Joe Denly

Kent’s Joe Denly comes into the 15 man squad as a batsman (and occasional leg spin bowler) who is capable of playing anywhere in the line up. His versatility and experience at the age of 32, will unquestionably boost our chances at a successful GTC campaign yet his last international match was in 2010.  He joins allrounder Sam Curran, fast bowler Mark Wood and fellow fast bowler David Willey, who replaces spinner Jack Leach due to the more favourable seaming conditions in Lancashire, on the side lines for the Windies encounter. The never give up motto has been applied by Denly!

England - West Indies Intro (2)

West Indies come into the contest off the back of a devastating loss to Bangladesh, who chased down 431 for the loss of only 4 wickets on a degrading Day 4, and a 201 run defeat to the Australians and will be looking like England to get their campaign started. Leg spinner Devendra Bishoo replaces the out of sorts seam bowler Kemar Roach with the conditions at Old Trafford profitable to some turn.

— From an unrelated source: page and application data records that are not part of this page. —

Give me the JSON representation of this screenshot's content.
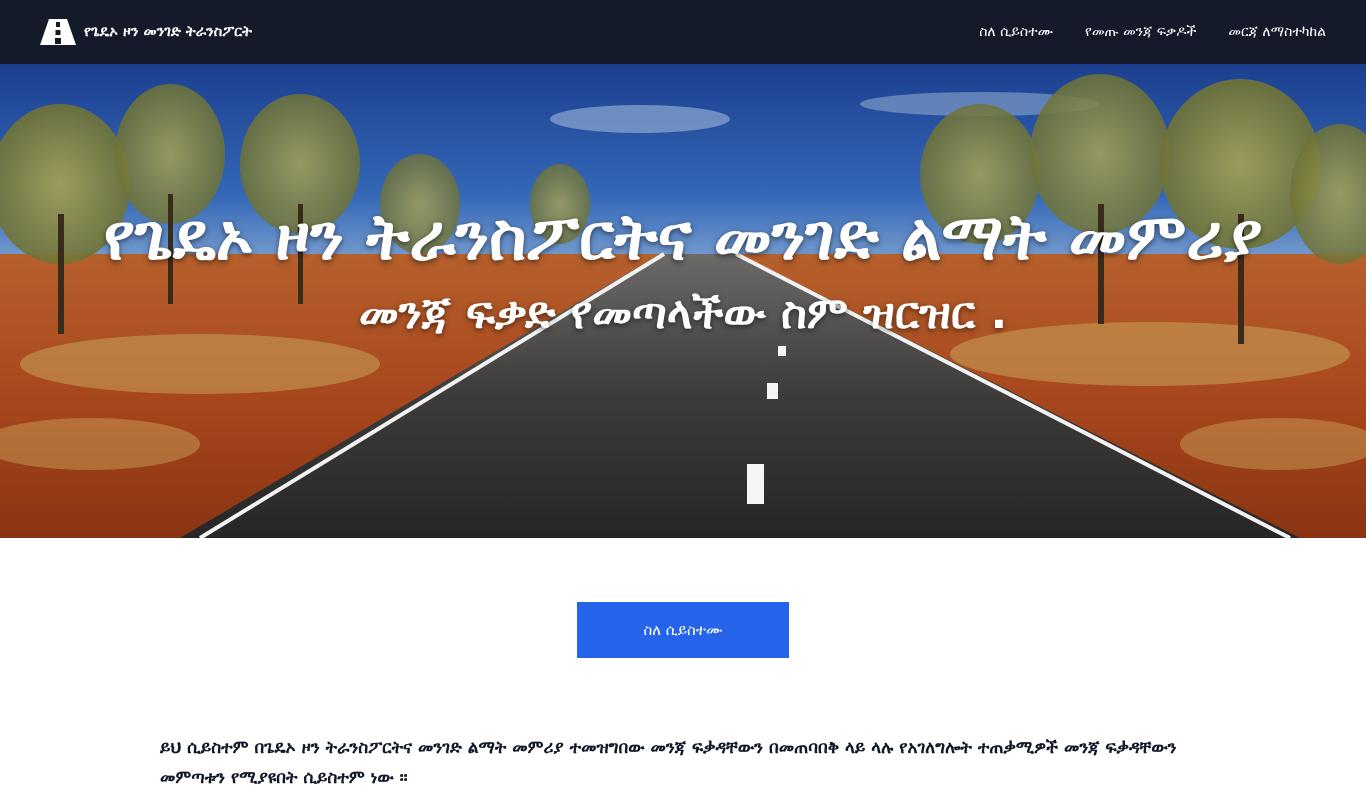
{
  "navbar": {
    "brand_icon": "road-icon",
    "brand_name": "የጌዴኦ ዞን መንገድ ትራንስፖርት",
    "links": [
      {
        "label": "ስለ ሲይስተሙ"
      },
      {
        "label": "የመጡ መንጃ ፍቃዶች"
      },
      {
        "label": "መርጃ ለማስተካከል"
      }
    ],
    "background": "#141a2a"
  },
  "hero": {
    "title": "የጌዴኦ ዞን ትራንስፖርትና መንገድ ልማት መምሪያ",
    "subtitle": "መንጃ ፍቃድ የመጣላችው ስም ዝርዝር ."
  },
  "content": {
    "button_label": "ስለ ሲይስተሙ",
    "button_color": "#2563eb",
    "description": "ይህ ሲይስተም በጌዴኦ ዞን ትራንስፖርትና መንገድ ልማት መምሪያ ተመዝግበው መንጃ ፍቃዳቸውን በመጠባበቅ ላይ ላሉ የአገለግሎት ተጠቃሚዎች መንጃ ፍቃዳቸውን መምጣቱን የሚያዩበት ሲይስተም ነው ።"
  }
}
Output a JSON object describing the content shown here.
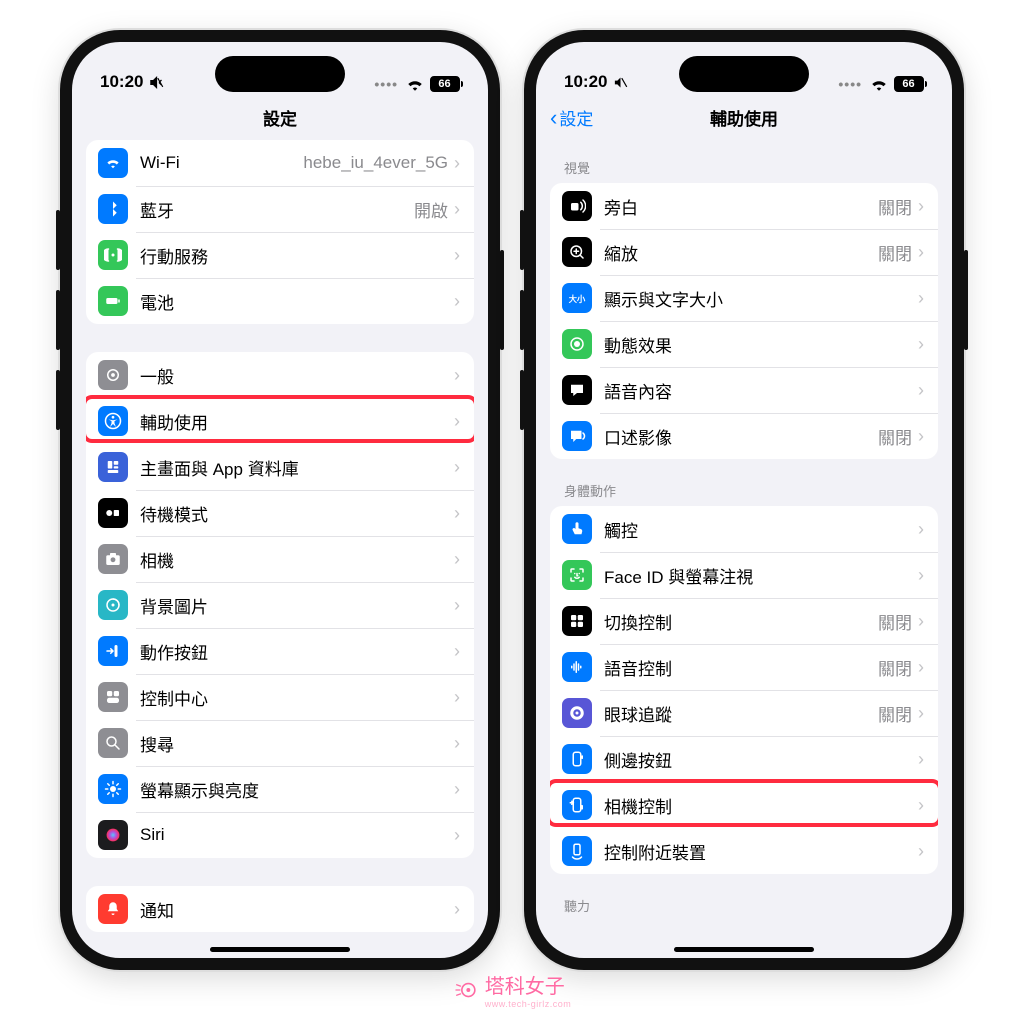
{
  "status": {
    "time": "10:20",
    "battery": "66"
  },
  "left": {
    "title": "設定",
    "g1": [
      {
        "icon": "wifi",
        "bg": "#007aff",
        "label": "Wi-Fi",
        "value": "hebe_iu_4ever_5G"
      },
      {
        "icon": "bluetooth",
        "bg": "#007aff",
        "label": "藍牙",
        "value": "開啟"
      },
      {
        "icon": "cell",
        "bg": "#34c759",
        "label": "行動服務",
        "value": ""
      },
      {
        "icon": "battery",
        "bg": "#34c759",
        "label": "電池",
        "value": ""
      }
    ],
    "g2": [
      {
        "icon": "gear",
        "bg": "#8e8e93",
        "label": "一般"
      },
      {
        "icon": "accessibility",
        "bg": "#007aff",
        "label": "輔助使用",
        "hl": true
      },
      {
        "icon": "apps",
        "bg": "#3a62d9",
        "label": "主畫面與 App 資料庫"
      },
      {
        "icon": "standby",
        "bg": "#000",
        "label": "待機模式"
      },
      {
        "icon": "camera",
        "bg": "#8e8e93",
        "label": "相機"
      },
      {
        "icon": "wallpaper",
        "bg": "#28b7c6",
        "label": "背景圖片"
      },
      {
        "icon": "action",
        "bg": "#007aff",
        "label": "動作按鈕"
      },
      {
        "icon": "control",
        "bg": "#8e8e93",
        "label": "控制中心"
      },
      {
        "icon": "search",
        "bg": "#8e8e93",
        "label": "搜尋"
      },
      {
        "icon": "display",
        "bg": "#007aff",
        "label": "螢幕顯示與亮度"
      },
      {
        "icon": "siri",
        "bg": "grad",
        "label": "Siri"
      }
    ],
    "g3": [
      {
        "icon": "bell",
        "bg": "#ff3b30",
        "label": "通知"
      }
    ]
  },
  "right": {
    "back": "設定",
    "title": "輔助使用",
    "h1": "視覺",
    "g1": [
      {
        "icon": "voiceover",
        "bg": "#000",
        "label": "旁白",
        "value": "關閉"
      },
      {
        "icon": "zoom",
        "bg": "#000",
        "label": "縮放",
        "value": "關閉"
      },
      {
        "icon": "textsize",
        "bg": "#007aff",
        "label": "顯示與文字大小",
        "value": ""
      },
      {
        "icon": "motion",
        "bg": "#34c759",
        "label": "動態效果",
        "value": ""
      },
      {
        "icon": "speech",
        "bg": "#000",
        "label": "語音內容",
        "value": ""
      },
      {
        "icon": "audiodesc",
        "bg": "#007aff",
        "label": "口述影像",
        "value": "關閉"
      }
    ],
    "h2": "身體動作",
    "g2": [
      {
        "icon": "touch",
        "bg": "#007aff",
        "label": "觸控",
        "value": ""
      },
      {
        "icon": "faceid",
        "bg": "#34c759",
        "label": "Face ID 與螢幕注視",
        "value": ""
      },
      {
        "icon": "switch",
        "bg": "#000",
        "label": "切換控制",
        "value": "關閉"
      },
      {
        "icon": "voicectrl",
        "bg": "#007aff",
        "label": "語音控制",
        "value": "關閉"
      },
      {
        "icon": "eyetrack",
        "bg": "#5856d6",
        "label": "眼球追蹤",
        "value": "關閉"
      },
      {
        "icon": "sidebutton",
        "bg": "#007aff",
        "label": "側邊按鈕",
        "value": ""
      },
      {
        "icon": "camcontrol",
        "bg": "#007aff",
        "label": "相機控制",
        "value": "",
        "hl": true
      },
      {
        "icon": "nearby",
        "bg": "#007aff",
        "label": "控制附近裝置",
        "value": ""
      }
    ],
    "h3": "聽力"
  },
  "watermark": "塔科女子",
  "watermark_url": "www.tech-girlz.com"
}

Be sure to revisit the site to see if Joe Root and his men can bounce back from consecutive defeats and collect their first Global Test Championship points with a positive result against the Windies. Many thanks for your support.